A federal judge refused Monday to block the Illinois State Board of Elections' decision to keep Ralph Nader (search) off the November ballot.
U.S. District Judge Matthew Kennelly rejected the Nader campaign's request for an injunction against the elections board, which voted Thursday not to certify the independent presidential candidate for the ballot. The board determined that Nader fell nearly 5,000 signatures short of the 25,000 petitions necessary.
The Nader campaign, anticipating the ruling, filed a federal complaint against the board July 27, claiming the method it uses to verify signatures violated the constitutional rights of Nader supporters. The complaint said more than 5,000 signatures were thrown out because petitioners were not registered at the address listed with their signature, even though most are registered Illinois voters.
The complaint also claims the state's June 21 deadline for independent candidates to submit petitions, which is earlier than 47 other states, is unconstitutional.
Kennelly wrote in his opinion Monday that the address requirement is a legitimate way to verify that petitioners are indeed registered voters.
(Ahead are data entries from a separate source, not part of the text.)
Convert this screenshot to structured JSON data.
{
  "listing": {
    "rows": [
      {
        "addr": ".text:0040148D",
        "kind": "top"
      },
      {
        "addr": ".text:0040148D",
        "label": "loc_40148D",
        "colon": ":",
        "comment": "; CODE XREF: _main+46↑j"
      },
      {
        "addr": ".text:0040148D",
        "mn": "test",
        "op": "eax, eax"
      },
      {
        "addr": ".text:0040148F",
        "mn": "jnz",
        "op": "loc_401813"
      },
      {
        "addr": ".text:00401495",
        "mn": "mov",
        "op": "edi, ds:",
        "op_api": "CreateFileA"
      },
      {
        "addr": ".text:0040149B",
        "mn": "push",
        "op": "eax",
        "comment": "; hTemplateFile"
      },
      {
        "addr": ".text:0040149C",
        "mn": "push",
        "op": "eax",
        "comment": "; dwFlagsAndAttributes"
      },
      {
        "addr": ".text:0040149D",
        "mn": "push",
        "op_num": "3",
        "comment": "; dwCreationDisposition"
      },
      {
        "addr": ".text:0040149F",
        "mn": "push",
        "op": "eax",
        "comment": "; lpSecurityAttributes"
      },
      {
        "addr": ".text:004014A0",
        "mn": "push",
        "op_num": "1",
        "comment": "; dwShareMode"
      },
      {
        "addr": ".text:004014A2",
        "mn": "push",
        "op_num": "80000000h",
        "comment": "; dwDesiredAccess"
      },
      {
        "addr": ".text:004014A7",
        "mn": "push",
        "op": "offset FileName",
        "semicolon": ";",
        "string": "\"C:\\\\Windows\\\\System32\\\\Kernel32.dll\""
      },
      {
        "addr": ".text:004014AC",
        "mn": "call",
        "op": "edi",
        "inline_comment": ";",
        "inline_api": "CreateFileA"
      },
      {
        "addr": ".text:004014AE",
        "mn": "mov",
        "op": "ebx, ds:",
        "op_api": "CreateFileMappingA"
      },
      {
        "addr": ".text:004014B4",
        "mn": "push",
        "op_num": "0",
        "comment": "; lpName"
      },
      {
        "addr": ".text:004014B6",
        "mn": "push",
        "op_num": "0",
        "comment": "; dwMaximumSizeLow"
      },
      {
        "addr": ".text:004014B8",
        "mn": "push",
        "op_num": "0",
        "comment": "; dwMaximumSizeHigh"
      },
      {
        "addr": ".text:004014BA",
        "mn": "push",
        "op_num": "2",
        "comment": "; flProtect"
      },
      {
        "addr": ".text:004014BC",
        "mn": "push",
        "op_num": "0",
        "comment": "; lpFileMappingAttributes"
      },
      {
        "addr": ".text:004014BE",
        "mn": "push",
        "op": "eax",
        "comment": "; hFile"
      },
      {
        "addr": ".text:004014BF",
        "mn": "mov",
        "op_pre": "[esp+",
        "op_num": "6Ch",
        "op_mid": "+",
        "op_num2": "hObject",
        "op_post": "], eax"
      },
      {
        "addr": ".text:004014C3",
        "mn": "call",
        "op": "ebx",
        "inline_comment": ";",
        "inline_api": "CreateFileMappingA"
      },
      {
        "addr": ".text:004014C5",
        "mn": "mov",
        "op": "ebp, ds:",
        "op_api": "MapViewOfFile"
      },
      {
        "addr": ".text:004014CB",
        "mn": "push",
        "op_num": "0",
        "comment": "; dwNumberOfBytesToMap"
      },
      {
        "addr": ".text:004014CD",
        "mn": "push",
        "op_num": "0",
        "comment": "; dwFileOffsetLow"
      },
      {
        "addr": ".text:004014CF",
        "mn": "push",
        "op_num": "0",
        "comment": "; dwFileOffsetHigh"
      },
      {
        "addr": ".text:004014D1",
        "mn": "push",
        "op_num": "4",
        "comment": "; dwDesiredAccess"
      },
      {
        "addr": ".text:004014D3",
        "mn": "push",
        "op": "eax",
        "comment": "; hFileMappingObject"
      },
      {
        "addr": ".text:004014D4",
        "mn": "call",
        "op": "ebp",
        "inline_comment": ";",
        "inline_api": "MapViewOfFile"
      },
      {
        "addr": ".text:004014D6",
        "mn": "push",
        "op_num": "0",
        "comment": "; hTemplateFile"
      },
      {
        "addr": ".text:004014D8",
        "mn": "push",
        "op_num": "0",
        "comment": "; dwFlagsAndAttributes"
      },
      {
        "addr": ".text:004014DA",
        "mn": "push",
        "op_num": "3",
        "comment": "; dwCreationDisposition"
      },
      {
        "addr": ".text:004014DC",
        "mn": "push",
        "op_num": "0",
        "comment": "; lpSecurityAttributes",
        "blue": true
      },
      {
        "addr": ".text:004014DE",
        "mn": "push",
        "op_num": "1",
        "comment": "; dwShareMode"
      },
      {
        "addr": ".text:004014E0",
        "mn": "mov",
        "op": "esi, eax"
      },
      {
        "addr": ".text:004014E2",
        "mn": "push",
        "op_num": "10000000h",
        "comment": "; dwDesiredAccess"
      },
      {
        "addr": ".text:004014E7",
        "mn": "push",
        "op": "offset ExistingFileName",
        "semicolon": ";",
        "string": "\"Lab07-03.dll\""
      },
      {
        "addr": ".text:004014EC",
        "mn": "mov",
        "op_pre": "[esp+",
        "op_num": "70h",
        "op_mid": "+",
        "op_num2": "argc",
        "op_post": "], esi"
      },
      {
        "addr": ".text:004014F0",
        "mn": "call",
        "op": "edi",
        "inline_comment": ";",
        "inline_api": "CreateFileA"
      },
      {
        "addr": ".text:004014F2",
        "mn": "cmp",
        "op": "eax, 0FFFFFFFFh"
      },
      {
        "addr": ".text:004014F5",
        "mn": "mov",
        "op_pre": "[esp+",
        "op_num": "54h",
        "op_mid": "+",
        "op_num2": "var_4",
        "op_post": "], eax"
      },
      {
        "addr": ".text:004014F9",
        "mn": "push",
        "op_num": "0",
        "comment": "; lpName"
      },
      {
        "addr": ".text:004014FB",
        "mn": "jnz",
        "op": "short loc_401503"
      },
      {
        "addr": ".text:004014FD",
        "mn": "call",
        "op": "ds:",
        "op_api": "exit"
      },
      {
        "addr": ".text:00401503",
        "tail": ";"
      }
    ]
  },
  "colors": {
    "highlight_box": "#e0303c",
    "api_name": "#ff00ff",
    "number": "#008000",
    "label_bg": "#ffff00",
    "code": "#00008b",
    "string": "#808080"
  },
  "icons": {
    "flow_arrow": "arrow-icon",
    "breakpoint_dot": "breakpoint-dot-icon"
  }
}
He also ruled that Nader's campaign had enough time to gather signatures.
Nader's campaign says it would appeal, as well as sue in state court to get Nader on the ballot.